═══ Material supplied

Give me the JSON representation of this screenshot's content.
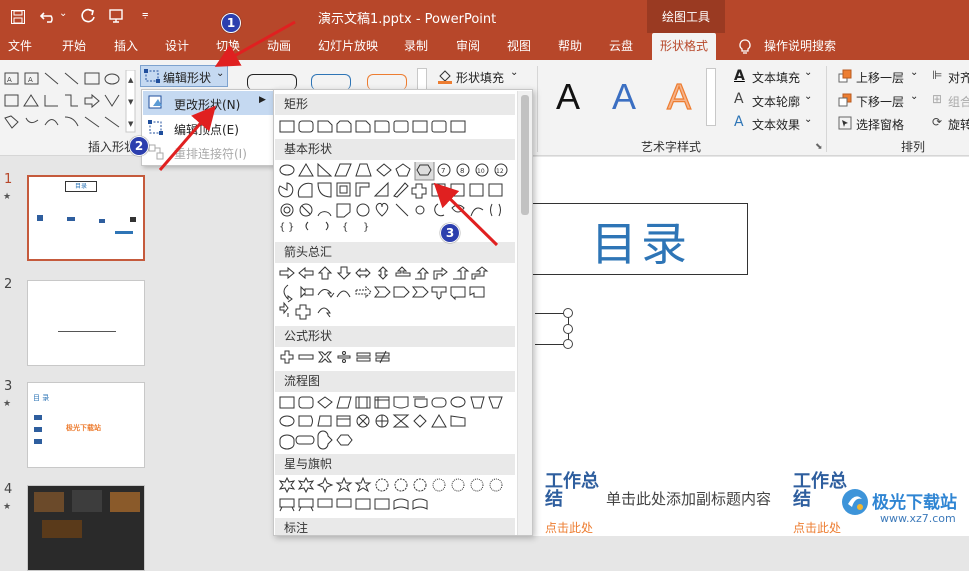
{
  "title_bar": {
    "doc_title": "演示文稿1.pptx - PowerPoint",
    "context_tab": "绘图工具"
  },
  "tabs": [
    "文件",
    "开始",
    "插入",
    "设计",
    "切换",
    "动画",
    "幻灯片放映",
    "录制",
    "审阅",
    "视图",
    "帮助",
    "云盘",
    "形状格式"
  ],
  "active_tab": "形状格式",
  "tell_me": "操作说明搜索",
  "ribbon": {
    "insert_shapes_label": "插入形状",
    "edit_shape_button": "编辑形状",
    "shape_fill": "形状填充",
    "wordart_label": "艺术字样式",
    "text_fill": "文本填充",
    "text_outline": "文本轮廓",
    "text_effects": "文本效果",
    "bring_forward": "上移一层",
    "send_backward": "下移一层",
    "selection_pane": "选择窗格",
    "arrange_label": "排列",
    "align": "对齐",
    "group": "组合",
    "rotate": "旋转",
    "wordart_letter": "A"
  },
  "edit_shape_menu": {
    "change_shape": "更改形状(N)",
    "edit_points": "编辑顶点(E)",
    "reroute": "重排连接符(I)"
  },
  "gallery": {
    "sections": [
      "矩形",
      "基本形状",
      "箭头总汇",
      "公式形状",
      "流程图",
      "星与旗帜",
      "标注"
    ],
    "octagon_labels": [
      "7",
      "8",
      "10",
      "12"
    ],
    "braces": [
      "{",
      "}"
    ]
  },
  "slides": {
    "numbers": [
      "1",
      "2",
      "3",
      "4"
    ],
    "thumb1_title": "目录",
    "thumb3_title": "目 录",
    "thumb3_highlight": "极光下载站"
  },
  "slide": {
    "title": "目录",
    "work_summary": "工作总结",
    "subtitle_placeholder": "单击此处添加副标题内容",
    "click_here": "点击此处",
    "click_here_right": "点击此处"
  },
  "badges": [
    "1",
    "2",
    "3"
  ],
  "watermark": {
    "name": "极光下载站",
    "url": "www.xz7.com"
  },
  "colors": {
    "accent": "#b7472a",
    "badge": "#2c3fae",
    "arrow": "#e02020",
    "title_blue": "#2e75b6",
    "summary_blue": "#2e5e9e",
    "orange": "#ed7d31"
  }
}
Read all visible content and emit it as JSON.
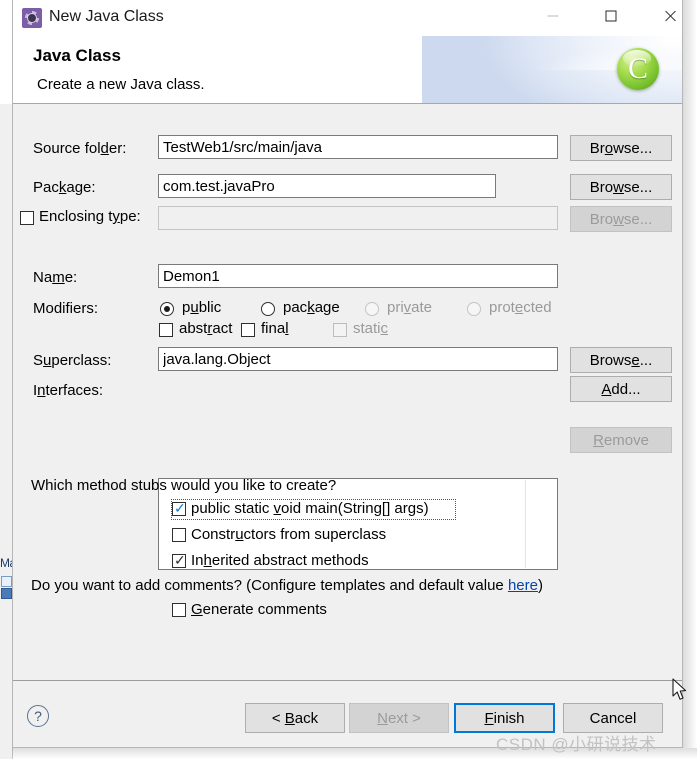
{
  "window": {
    "title": "New Java Class",
    "icon": "eclipse-wizard-icon",
    "controls": {
      "minimize": "—",
      "maximize": "□",
      "close": "✕"
    }
  },
  "header": {
    "title": "Java Class",
    "subtitle": "Create a new Java class.",
    "logo_letter": "C"
  },
  "form": {
    "source_folder": {
      "label_pre": "Source fol",
      "label_mn": "d",
      "label_post": "er:",
      "value": "TestWeb1/src/main/java",
      "browse_pre": "Br",
      "browse_mn": "o",
      "browse_post": "wse..."
    },
    "package": {
      "label_pre": "Pac",
      "label_mn": "k",
      "label_post": "age:",
      "value": "com.test.javaPro",
      "browse_pre": "Bro",
      "browse_mn": "w",
      "browse_post": "se..."
    },
    "enclosing_type": {
      "label_pre": "Enclosing t",
      "label_mn": "y",
      "label_post": "pe:",
      "value": "",
      "checked": false,
      "enabled": false,
      "browse_pre": "Bro",
      "browse_mn": "w",
      "browse_post": "se..."
    },
    "name": {
      "label_pre": "Na",
      "label_mn": "m",
      "label_post": "e:",
      "value": "Demon1"
    },
    "modifiers": {
      "label": "Modifiers:",
      "radios": [
        {
          "pre": "p",
          "mn": "u",
          "post": "blic",
          "selected": true,
          "enabled": true
        },
        {
          "pre": "pac",
          "mn": "k",
          "post": "age",
          "selected": false,
          "enabled": true
        },
        {
          "pre": "pri",
          "mn": "v",
          "post": "ate",
          "selected": false,
          "enabled": false
        },
        {
          "pre": "prot",
          "mn": "e",
          "post": "cted",
          "selected": false,
          "enabled": false
        }
      ],
      "checks": [
        {
          "pre": "abst",
          "mn": "r",
          "post": "act",
          "checked": false,
          "enabled": true
        },
        {
          "pre": "fina",
          "mn": "l",
          "post": "",
          "checked": false,
          "enabled": true
        },
        {
          "pre": "stati",
          "mn": "c",
          "post": "",
          "checked": false,
          "enabled": false
        }
      ]
    },
    "superclass": {
      "label_pre": "S",
      "label_mn": "u",
      "label_post": "perclass:",
      "value": "java.lang.Object",
      "browse_pre": "Brows",
      "browse_mn": "e",
      "browse_post": "..."
    },
    "interfaces": {
      "label_pre": "I",
      "label_mn": "n",
      "label_post": "terfaces:",
      "items": [],
      "add_pre": "",
      "add_mn": "A",
      "add_post": "dd...",
      "remove_pre": "",
      "remove_mn": "R",
      "remove_post": "emove",
      "remove_enabled": false
    },
    "stubs": {
      "question": "Which method stubs would you like to create?",
      "items": [
        {
          "pre": "public static ",
          "mn": "v",
          "post": "oid main(String[] args)",
          "checked": true,
          "focused": true,
          "tick_color": "blue"
        },
        {
          "pre": "Constr",
          "mn": "u",
          "post": "ctors from superclass",
          "checked": false,
          "focused": false,
          "tick_color": "dark"
        },
        {
          "pre": "In",
          "mn": "h",
          "post": "erited abstract methods",
          "checked": true,
          "focused": false,
          "tick_color": "dark"
        }
      ]
    },
    "comments": {
      "question_pre": "Do you want to add comments? (Configure templates and default value ",
      "link": "here",
      "question_post": ")",
      "checkbox": {
        "pre": "",
        "mn": "G",
        "post": "enerate comments",
        "checked": false
      }
    }
  },
  "footer": {
    "help_glyph": "?",
    "buttons": [
      {
        "pre": "< ",
        "mn": "B",
        "post": "ack",
        "enabled": true,
        "default": false
      },
      {
        "pre": "",
        "mn": "N",
        "post": "ext >",
        "enabled": false,
        "default": false
      },
      {
        "pre": "",
        "mn": "F",
        "post": "inish",
        "enabled": true,
        "default": true
      },
      {
        "pre": "Cancel",
        "mn": "",
        "post": "",
        "enabled": true,
        "default": false
      }
    ]
  },
  "watermark": "CSDN @小研说技术",
  "ide_background": {
    "tab_label": "Ma"
  },
  "colors": {
    "accent": "#0078d7",
    "link": "#0645ad",
    "dialog_bg": "#f0f0f0",
    "logo_green": "#74bf2b",
    "icon_purple": "#7b5ea7"
  }
}
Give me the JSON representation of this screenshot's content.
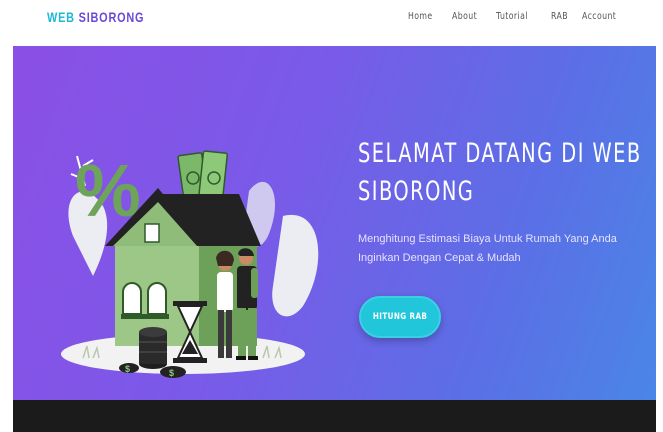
{
  "header": {
    "brand_part1": "WEB",
    "brand_part2": "SIBORONG",
    "nav": [
      "Home",
      "About",
      "Tutorial",
      "RAB",
      "Account"
    ]
  },
  "hero": {
    "title_line1": "SELAMAT DATANG DI WEB",
    "title_line2": "SIBORONG",
    "subtitle_line1": "Menghitung Estimasi Biaya Untuk Rumah Yang Anda",
    "subtitle_line2": "Inginkan Dengan Cepat & Mudah",
    "cta_label": "HITUNG RAB",
    "illustration_text": {
      "percent_sign": "%",
      "dollar_sign": "$"
    }
  },
  "colors": {
    "accent_cyan": "#22c6da",
    "brand_purple": "#6b48d8",
    "gradient_start": "#8b4fe6",
    "gradient_end": "#4a86e6",
    "footer": "#1b1b1b"
  },
  "icons": [
    "percent-icon",
    "money-icon",
    "house-icon",
    "hourglass-icon",
    "coin-stack-icon",
    "couple-icon"
  ]
}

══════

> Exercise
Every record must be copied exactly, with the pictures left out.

> Completed task
Give me the JSON representation of this screenshot's content.
{
  "title_bar": {
    "doc_title": "演示文稿1.pptx - PowerPoint",
    "context_tab": "绘图工具"
  },
  "tabs": [
    "文件",
    "开始",
    "插入",
    "设计",
    "切换",
    "动画",
    "幻灯片放映",
    "录制",
    "审阅",
    "视图",
    "帮助",
    "云盘",
    "形状格式"
  ],
  "active_tab": "形状格式",
  "tell_me": "操作说明搜索",
  "ribbon": {
    "insert_shapes_label": "插入形状",
    "edit_shape_button": "编辑形状",
    "shape_fill": "形状填充",
    "wordart_label": "艺术字样式",
    "text_fill": "文本填充",
    "text_outline": "文本轮廓",
    "text_effects": "文本效果",
    "bring_forward": "上移一层",
    "send_backward": "下移一层",
    "selection_pane": "选择窗格",
    "arrange_label": "排列",
    "align": "对齐",
    "group": "组合",
    "rotate": "旋转",
    "wordart_letter": "A"
  },
  "edit_shape_menu": {
    "change_shape": "更改形状(N)",
    "edit_points": "编辑顶点(E)",
    "reroute": "重排连接符(I)"
  },
  "gallery": {
    "sections": [
      "矩形",
      "基本形状",
      "箭头总汇",
      "公式形状",
      "流程图",
      "星与旗帜",
      "标注"
    ],
    "octagon_labels": [
      "7",
      "8",
      "10",
      "12"
    ],
    "braces": [
      "{",
      "}"
    ]
  },
  "slides": {
    "numbers": [
      "1",
      "2",
      "3",
      "4"
    ],
    "thumb1_title": "目录",
    "thumb3_title": "目 录",
    "thumb3_highlight": "极光下载站"
  },
  "slide": {
    "title": "目录",
    "work_summary": "工作总结",
    "subtitle_placeholder": "单击此处添加副标题内容",
    "click_here": "点击此处",
    "click_here_right": "点击此处"
  },
  "badges": [
    "1",
    "2",
    "3"
  ],
  "watermark": {
    "name": "极光下载站",
    "url": "www.xz7.com"
  },
  "colors": {
    "accent": "#b7472a",
    "badge": "#2c3fae",
    "arrow": "#e02020",
    "title_blue": "#2e75b6",
    "summary_blue": "#2e5e9e",
    "orange": "#ed7d31"
  }
}
Read all visible content and emit it as JSON.
{
  "window": {
    "title": "New Java Class",
    "icon": "eclipse-wizard-icon",
    "controls": {
      "minimize": "—",
      "maximize": "□",
      "close": "✕"
    }
  },
  "header": {
    "title": "Java Class",
    "subtitle": "Create a new Java class.",
    "logo_letter": "C"
  },
  "form": {
    "source_folder": {
      "label_pre": "Source fol",
      "label_mn": "d",
      "label_post": "er:",
      "value": "TestWeb1/src/main/java",
      "browse_pre": "Br",
      "browse_mn": "o",
      "browse_post": "wse..."
    },
    "package": {
      "label_pre": "Pac",
      "label_mn": "k",
      "label_post": "age:",
      "value": "com.test.javaPro",
      "browse_pre": "Bro",
      "browse_mn": "w",
      "browse_post": "se..."
    },
    "enclosing_type": {
      "label_pre": "Enclosing t",
      "label_mn": "y",
      "label_post": "pe:",
      "value": "",
      "checked": false,
      "enabled": false,
      "browse_pre": "Bro",
      "browse_mn": "w",
      "browse_post": "se..."
    },
    "name": {
      "label_pre": "Na",
      "label_mn": "m",
      "label_post": "e:",
      "value": "Demon1"
    },
    "modifiers": {
      "label": "Modifiers:",
      "radios": [
        {
          "pre": "p",
          "mn": "u",
          "post": "blic",
          "selected": true,
          "enabled": true
        },
        {
          "pre": "pac",
          "mn": "k",
          "post": "age",
          "selected": false,
          "enabled": true
        },
        {
          "pre": "pri",
          "mn": "v",
          "post": "ate",
          "selected": false,
          "enabled": false
        },
        {
          "pre": "prot",
          "mn": "e",
          "post": "cted",
          "selected": false,
          "enabled": false
        }
      ],
      "checks": [
        {
          "pre": "abst",
          "mn": "r",
          "post": "act",
          "checked": false,
          "enabled": true
        },
        {
          "pre": "fina",
          "mn": "l",
          "post": "",
          "checked": false,
          "enabled": true
        },
        {
          "pre": "stati",
          "mn": "c",
          "post": "",
          "checked": false,
          "enabled": false
        }
      ]
    },
    "superclass": {
      "label_pre": "S",
      "label_mn": "u",
      "label_post": "perclass:",
      "value": "java.lang.Object",
      "browse_pre": "Brows",
      "browse_mn": "e",
      "browse_post": "..."
    },
    "interfaces": {
      "label_pre": "I",
      "label_mn": "n",
      "label_post": "terfaces:",
      "items": [],
      "add_pre": "",
      "add_mn": "A",
      "add_post": "dd...",
      "remove_pre": "",
      "remove_mn": "R",
      "remove_post": "emove",
      "remove_enabled": false
    },
    "stubs": {
      "question": "Which method stubs would you like to create?",
      "items": [
        {
          "pre": "public static ",
          "mn": "v",
          "post": "oid main(String[] args)",
          "checked": true,
          "focused": true,
          "tick_color": "blue"
        },
        {
          "pre": "Constr",
          "mn": "u",
          "post": "ctors from superclass",
          "checked": false,
          "focused": false,
          "tick_color": "dark"
        },
        {
          "pre": "In",
          "mn": "h",
          "post": "erited abstract methods",
          "checked": true,
          "focused": false,
          "tick_color": "dark"
        }
      ]
    },
    "comments": {
      "question_pre": "Do you want to add comments? (Configure templates and default value ",
      "link": "here",
      "question_post": ")",
      "checkbox": {
        "pre": "",
        "mn": "G",
        "post": "enerate comments",
        "checked": false
      }
    }
  },
  "footer": {
    "help_glyph": "?",
    "buttons": [
      {
        "pre": "< ",
        "mn": "B",
        "post": "ack",
        "enabled": true,
        "default": false
      },
      {
        "pre": "",
        "mn": "N",
        "post": "ext >",
        "enabled": false,
        "default": false
      },
      {
        "pre": "",
        "mn": "F",
        "post": "inish",
        "enabled": true,
        "default": true
      },
      {
        "pre": "Cancel",
        "mn": "",
        "post": "",
        "enabled": true,
        "default": false
      }
    ]
  },
  "watermark": "CSDN @小研说技术",
  "ide_background": {
    "tab_label": "Ma"
  },
  "colors": {
    "accent": "#0078d7",
    "link": "#0645ad",
    "dialog_bg": "#f0f0f0",
    "logo_green": "#74bf2b",
    "icon_purple": "#7b5ea7"
  }
}
Give me the JSON representation of this screenshot's content.
{
  "header": {
    "brand_part1": "WEB",
    "brand_part2": "SIBORONG",
    "nav": [
      "Home",
      "About",
      "Tutorial",
      "RAB",
      "Account"
    ]
  },
  "hero": {
    "title_line1": "SELAMAT DATANG DI WEB",
    "title_line2": "SIBORONG",
    "subtitle_line1": "Menghitung Estimasi Biaya Untuk Rumah Yang Anda",
    "subtitle_line2": "Inginkan Dengan Cepat & Mudah",
    "cta_label": "HITUNG RAB",
    "illustration_text": {
      "percent_sign": "%",
      "dollar_sign": "$"
    }
  },
  "colors": {
    "accent_cyan": "#22c6da",
    "brand_purple": "#6b48d8",
    "gradient_start": "#8b4fe6",
    "gradient_end": "#4a86e6",
    "footer": "#1b1b1b"
  },
  "icons": [
    "percent-icon",
    "money-icon",
    "house-icon",
    "hourglass-icon",
    "coin-stack-icon",
    "couple-icon"
  ]
}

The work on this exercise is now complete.